Over the past 20 years education funding in America has increased by almost 80 percent so that today school systems spend an average of more than $9,000 per student. Despite this record of growth, student achievement has remained stagnant. However, pockets of success do exist and can help guide policy makers and educators in the right direction towards better schools. In 2005 Oregon expended less per pupil than the national average but managed to keep standardized test scores as well as instructional staff salaries above national averages.
The American Legislative Exchange Council (ALEC) has recently released the 13th edition of the Report Card on American Education: A State by State Analysis: 1983-1984 to 2003-2004, which ranks the educational performance of the school systems in the states, and the District of Columbia according to several criteria including National Assessment of Educational Progress (NAEP), SAT, and ACT scores.

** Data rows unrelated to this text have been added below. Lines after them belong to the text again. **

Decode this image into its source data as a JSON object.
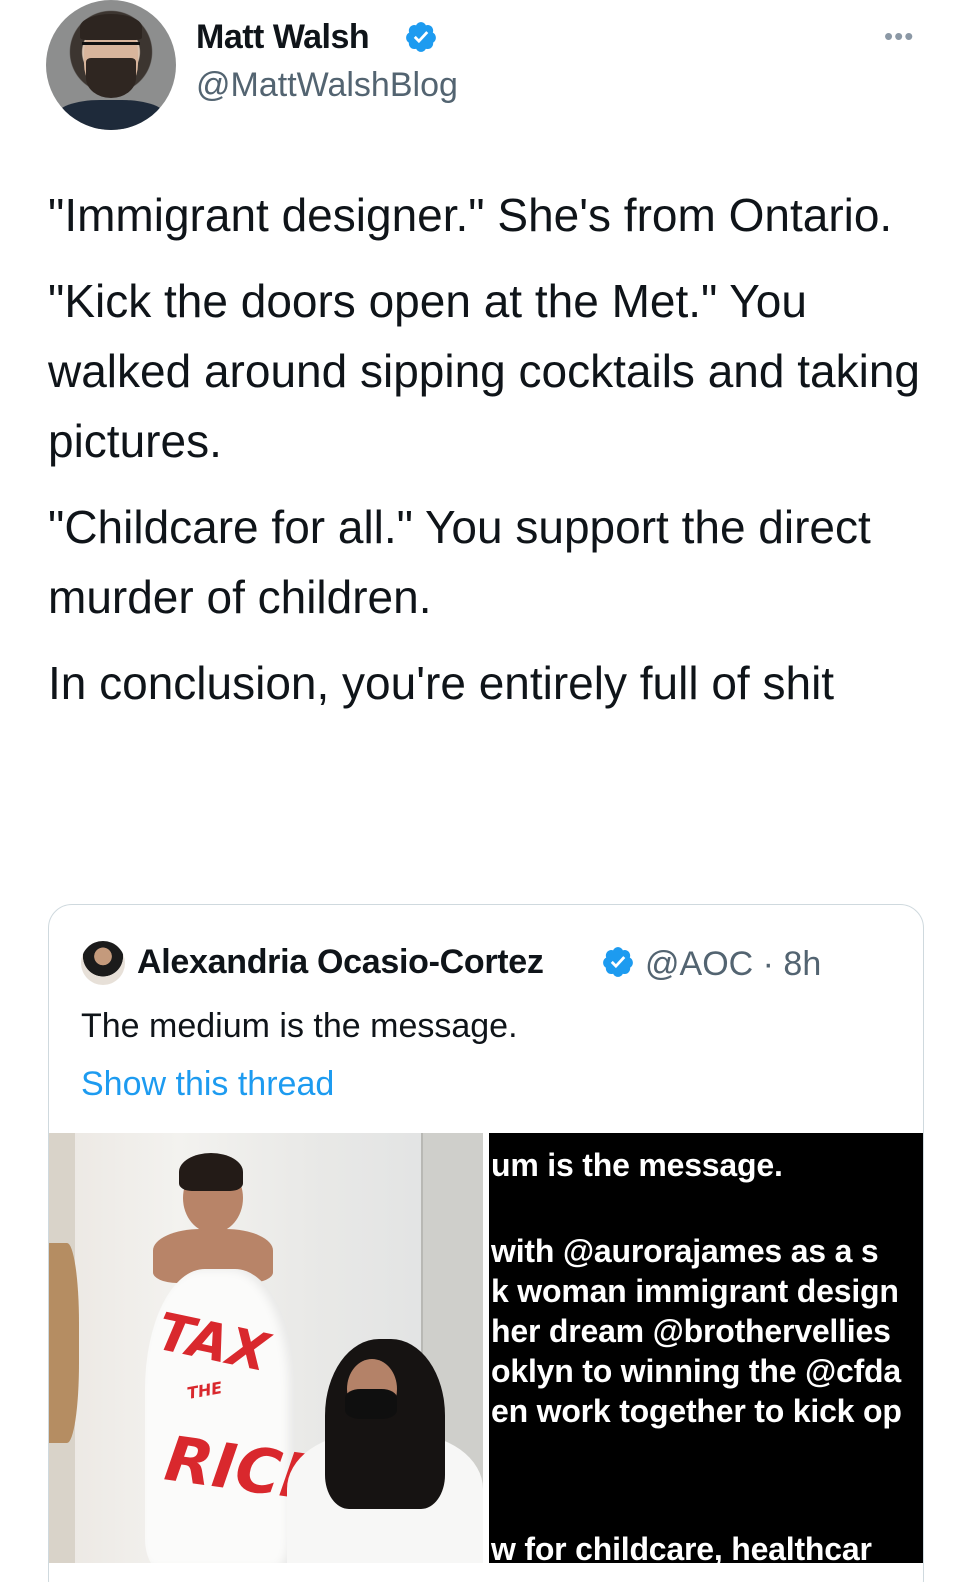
{
  "tweet": {
    "author_name": "Matt Walsh",
    "author_handle": "@MattWalshBlog",
    "paragraphs": [
      "\"Immigrant designer.\" She's from Ontario.",
      "\"Kick the doors open at the Met.\" You walked around sipping cocktails and taking pictures.",
      "\"Childcare for all.\" You support the direct murder of children.",
      "In conclusion, you're entirely full of shit"
    ]
  },
  "quoted_tweet": {
    "author_name": "Alexandria Ocasio-Cortez",
    "author_handle": "@AOC · 8h",
    "text": "The medium is the message.",
    "show_thread": "Show this thread",
    "photo_text": [
      "TAX",
      "THE",
      "RICH"
    ],
    "screenshot_lines": [
      "um is the message.",
      "with @aurorajames as a s",
      "k woman immigrant design",
      "her dream @brothervellies",
      "oklyn to winning the @cfda",
      "en work together to kick op",
      "w for childcare, healthcar"
    ]
  },
  "colors": {
    "link": "#1d9bf0",
    "verified": "#1d9bf0",
    "secondary_text": "#536471",
    "border": "#cfd9de"
  },
  "icons": [
    "verified-badge-icon",
    "more-options-icon"
  ]
}
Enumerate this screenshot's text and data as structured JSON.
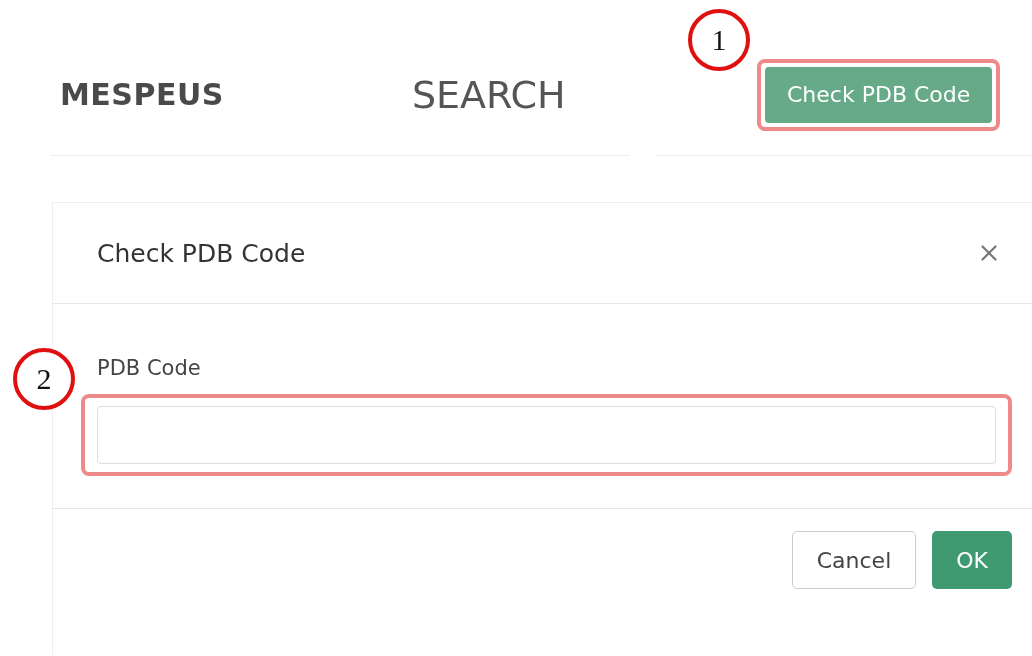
{
  "header": {
    "brand": "MESPEUS",
    "nav_link": "SEARCH",
    "action_button": "Check PDB Code"
  },
  "dialog": {
    "title": "Check PDB Code",
    "field": {
      "label": "PDB Code"
    },
    "buttons": [
      {
        "label": "Cancel",
        "kind": "secondary"
      },
      {
        "label": "OK",
        "kind": "primary"
      }
    ]
  },
  "callouts": [
    {
      "number": "1"
    },
    {
      "number": "2"
    }
  ]
}
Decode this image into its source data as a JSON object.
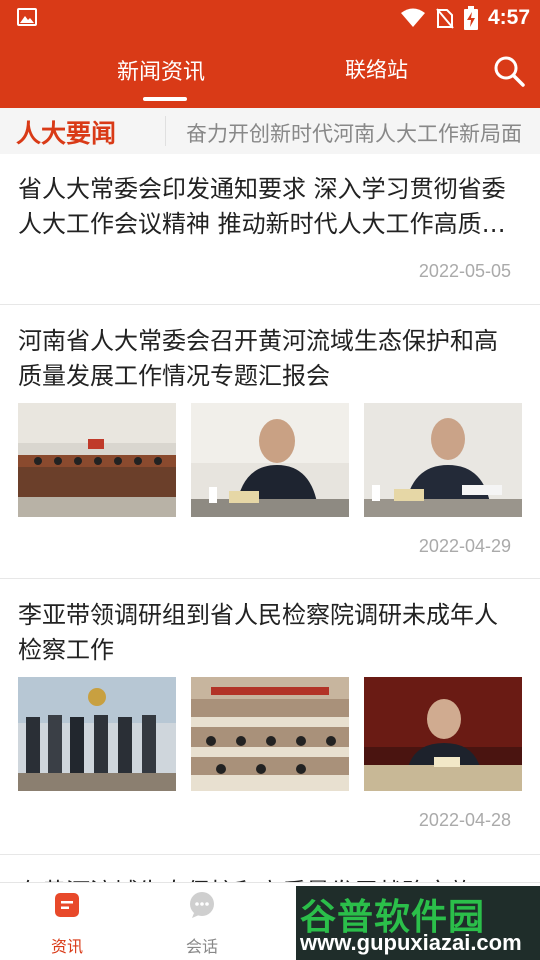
{
  "status_bar": {
    "time": "4:57",
    "icons": [
      "gallery-icon",
      "wifi-icon",
      "no-sim-icon",
      "battery-charging-icon"
    ]
  },
  "header": {
    "tabs": [
      {
        "label": "新闻资讯",
        "active": true
      },
      {
        "label": "联络站",
        "active": false
      }
    ],
    "search_icon": "search-icon",
    "accent_color": "#d93a17"
  },
  "marquee": {
    "label": "人大要闻",
    "text": "奋力开创新时代河南人大工作新局面"
  },
  "articles": [
    {
      "title": "省人大常委会印发通知要求 深入学习贯彻省委人大工作会议精神 推动新时代人大工作高质量发展",
      "date": "2022-05-05"
    },
    {
      "title": "河南省人大常委会召开黄河流域生态保护和高质量发展工作情况专题汇报会",
      "date": "2022-04-29",
      "images": [
        "meeting-room-photo",
        "speaker-photo",
        "speaker-photo"
      ]
    },
    {
      "title": "李亚带领调研组到省人民检察院调研未成年人检察工作",
      "date": "2022-04-28",
      "images": [
        "group-photo",
        "conference-hall-photo",
        "speaker-photo"
      ]
    }
  ],
  "next_article_peek": "在黄河流域生态保护和高质量发展战略实施",
  "bottom_nav": {
    "items": [
      {
        "label": "资讯",
        "icon": "news-icon",
        "active": true
      },
      {
        "label": "会话",
        "icon": "chat-icon",
        "active": false
      }
    ]
  },
  "watermark": {
    "name": "谷普软件园",
    "url": "www.gupuxiazai.com"
  }
}
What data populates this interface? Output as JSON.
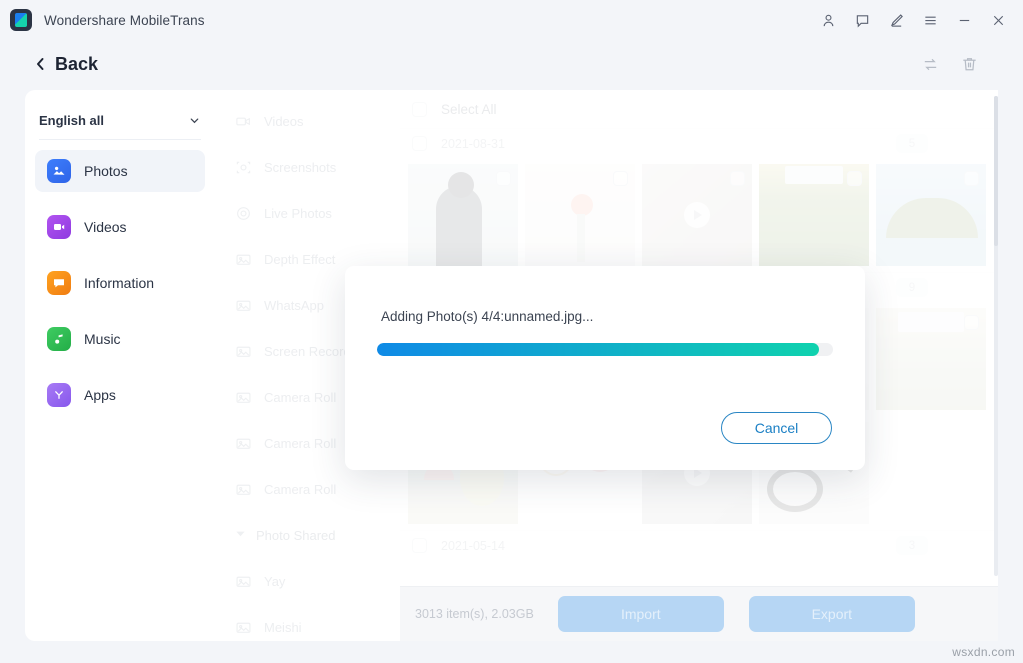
{
  "window": {
    "app_title": "Wondershare MobileTrans",
    "logo_icon": "mobiletrans-logo-icon",
    "controls": [
      {
        "name": "account-icon",
        "glyph": "person"
      },
      {
        "name": "feedback-icon",
        "glyph": "chat-bubble"
      },
      {
        "name": "edit-icon",
        "glyph": "pen"
      },
      {
        "name": "menu-icon",
        "glyph": "hamburger"
      },
      {
        "name": "minimize-icon",
        "glyph": "minus"
      },
      {
        "name": "close-icon",
        "glyph": "cross"
      }
    ]
  },
  "backbar": {
    "back_label": "Back",
    "tools": [
      {
        "name": "refresh-icon",
        "glyph": "sync"
      },
      {
        "name": "delete-icon",
        "glyph": "trash"
      }
    ]
  },
  "sidebar": {
    "language_select": {
      "value": "English all",
      "chevron": "chevron-down-icon"
    },
    "items": [
      {
        "label": "Photos",
        "icon": "photos-icon",
        "active": true
      },
      {
        "label": "Videos",
        "icon": "videos-icon",
        "active": false
      },
      {
        "label": "Information",
        "icon": "information-icon",
        "active": false
      },
      {
        "label": "Music",
        "icon": "music-icon",
        "active": false
      },
      {
        "label": "Apps",
        "icon": "apps-icon",
        "active": false
      }
    ]
  },
  "categories": [
    {
      "label": "Videos",
      "icon": "video-camera-icon"
    },
    {
      "label": "Screenshots",
      "icon": "screenshot-icon"
    },
    {
      "label": "Live Photos",
      "icon": "live-photo-icon"
    },
    {
      "label": "Depth Effect",
      "icon": "picture-icon"
    },
    {
      "label": "WhatsApp",
      "icon": "picture-icon"
    },
    {
      "label": "Screen Recorder",
      "icon": "picture-icon"
    },
    {
      "label": "Camera Roll",
      "icon": "picture-icon"
    },
    {
      "label": "Camera Roll",
      "icon": "picture-icon"
    },
    {
      "label": "Camera Roll",
      "icon": "picture-icon"
    },
    {
      "label": "Photo Shared",
      "icon": "caret-down-icon",
      "is_group": true
    },
    {
      "label": "Yay",
      "icon": "picture-icon"
    },
    {
      "label": "Meishi",
      "icon": "picture-icon"
    }
  ],
  "main": {
    "select_all_label": "Select All",
    "groups": [
      {
        "date": "2021-08-31",
        "count": "5",
        "photos": [
          {
            "art": "art-person",
            "type": "photo"
          },
          {
            "art": "art-flower",
            "type": "photo"
          },
          {
            "art": "art-video1",
            "type": "video"
          },
          {
            "art": "art-green",
            "type": "photo"
          },
          {
            "art": "art-palm",
            "type": "photo"
          }
        ]
      },
      {
        "date": "",
        "count": "9",
        "photos": [
          {
            "art": "art-mush",
            "type": "photo"
          },
          {
            "art": "art-chart",
            "type": "photo"
          },
          {
            "art": "art-video2",
            "type": "video"
          },
          {
            "art": "art-cable",
            "type": "photo"
          },
          {
            "art": "art-house",
            "type": "photo"
          }
        ]
      },
      {
        "date": "2021-05-14",
        "count": "3",
        "photos": []
      }
    ]
  },
  "bottom": {
    "item_count": "3013 item(s), 2.03GB",
    "import_label": "Import",
    "export_label": "Export"
  },
  "dialog": {
    "message": "Adding Photo(s) 4/4:unnamed.jpg...",
    "progress_percent": 97,
    "cancel_label": "Cancel",
    "progress_start_color": "#0f8ae6",
    "progress_end_color": "#0fd2ae"
  },
  "watermark": "wsxdn.com"
}
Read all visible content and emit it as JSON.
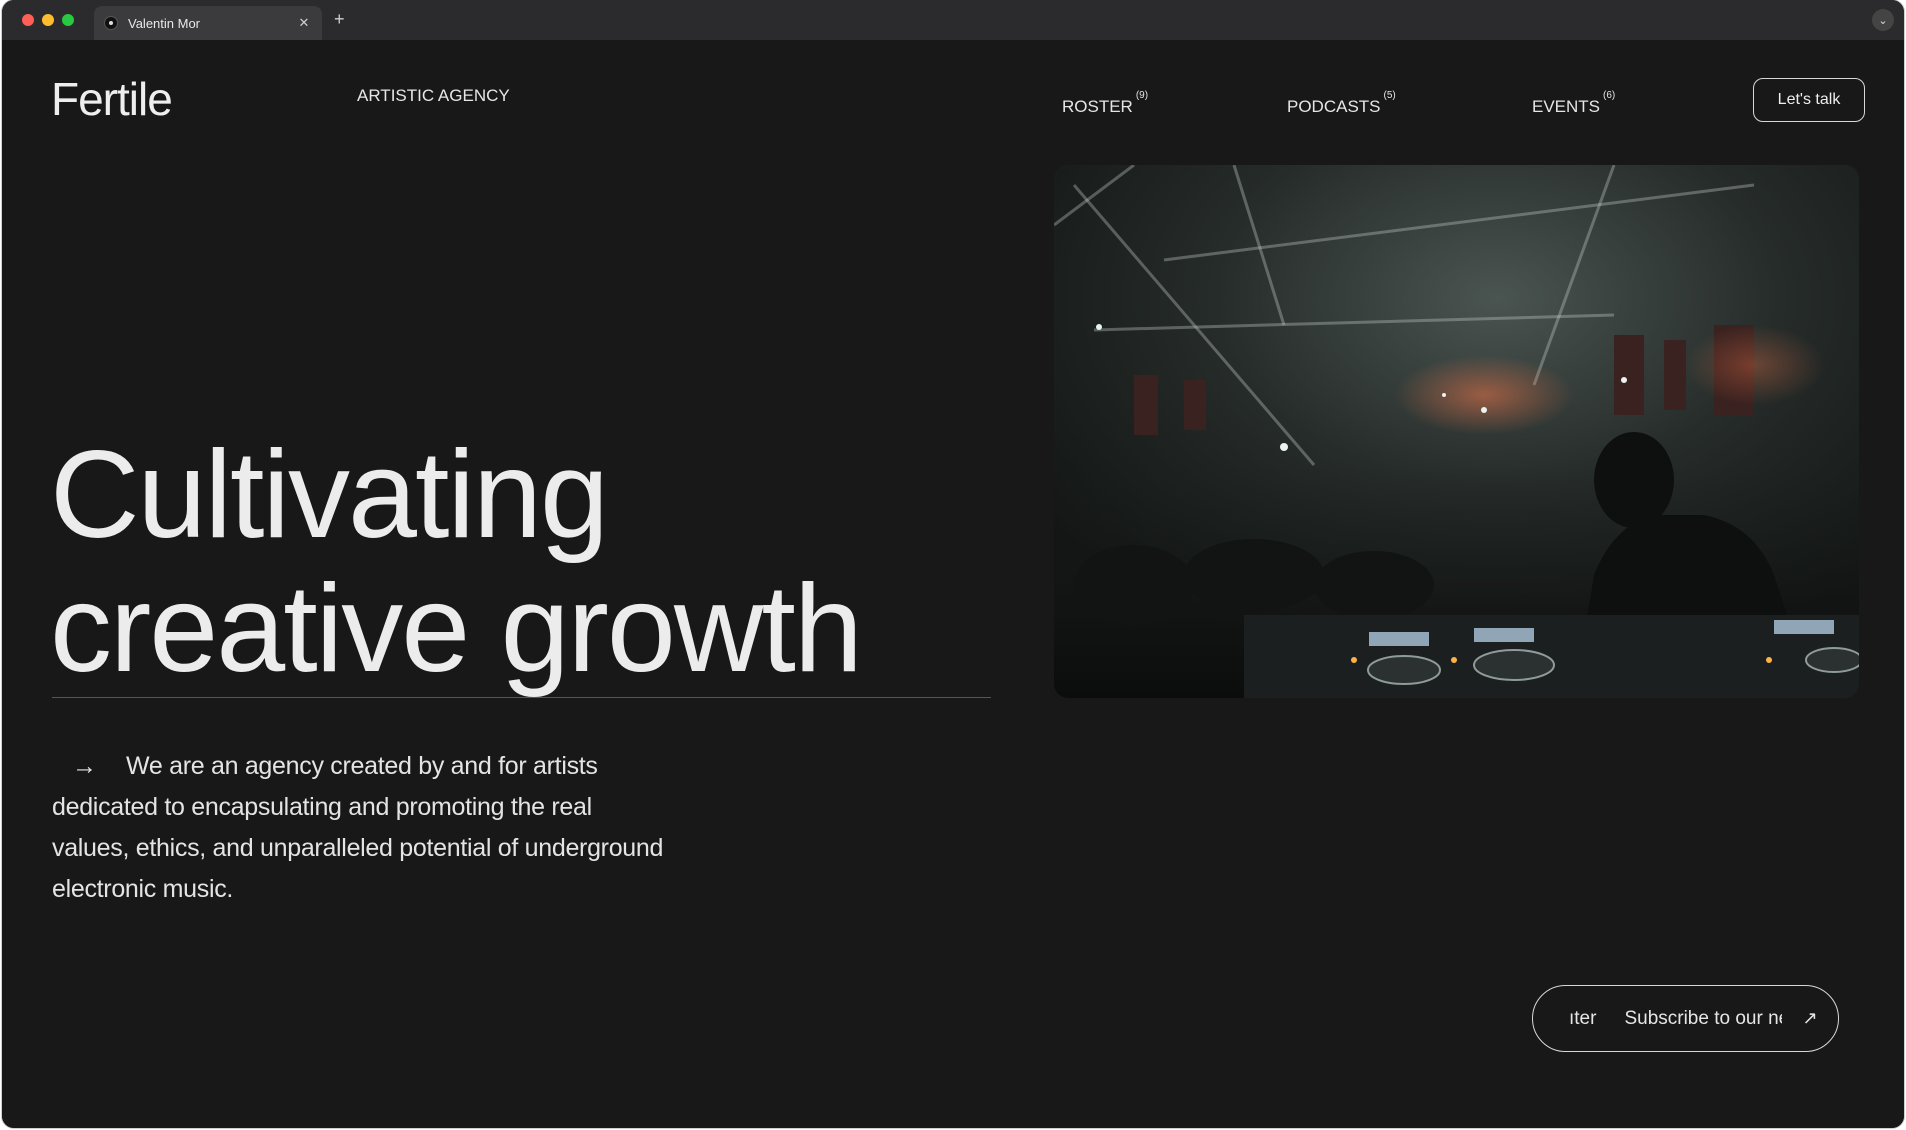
{
  "browser": {
    "tab_title": "Valentin Mor",
    "close_glyph": "✕",
    "new_tab_glyph": "+",
    "menu_glyph": "⌄"
  },
  "header": {
    "logo": "Fertile",
    "tagline": "ARTISTIC AGENCY",
    "nav": [
      {
        "label": "ROSTER",
        "count": "(9)"
      },
      {
        "label": "PODCASTS",
        "count": "(5)"
      },
      {
        "label": "EVENTS",
        "count": "(6)"
      }
    ],
    "cta": "Let's talk"
  },
  "hero": {
    "headline_line1": "Cultivating",
    "headline_line2": "creative growth",
    "arrow_glyph": "→",
    "intro": "We are an agency created by and for artists dedicated to encapsulating and promoting the real values, ethics, and unparalleled potential of underground electronic music.",
    "image_icon": "dj-club-photo"
  },
  "newsletter": {
    "marquee_fragment": "ıter",
    "marquee_text": "Subscribe to our ne",
    "arrow_glyph": "↗"
  },
  "colors": {
    "background": "#181818",
    "text": "#ececec",
    "chrome": "#2b2b2d"
  }
}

"Raising student achievement levels and improving our schools is not a matter of spending more money doing the same things as before but rather using the resources we have available in better and more innovative ways,” said ALEC Education Task Force Chairman Rep. Jane Cunningham from Missouri. “We need to hold our schools accountable and demand results, and we need to give parents more choices when it comes to their children’s education,” she added.
The ALEC 2006 Report Card on American Education found, among other indicators, that 71 percent eighth graders taking the NAEP mathematics exam in 2005 performed below the “proficiency” level. ALEC also found no direct correlation between spending per pupil or teacher salaries and achievement.
To obtain an electronic copy of ALEC's 2006 Report Card on American Education or to schedule an interview on the report's findings, please contact Jorge Amselle at (202) 742-8536 or email email@example.com. A PDF of the report is available online at www.alec.org.
The American Legislative Exchange Council (ALEC) is the nation's largest nonpartisan, individual membership organization of state legislators, with over 2,400 legislator members from all fifty states, and 88 former members serving in the U.S. Congress.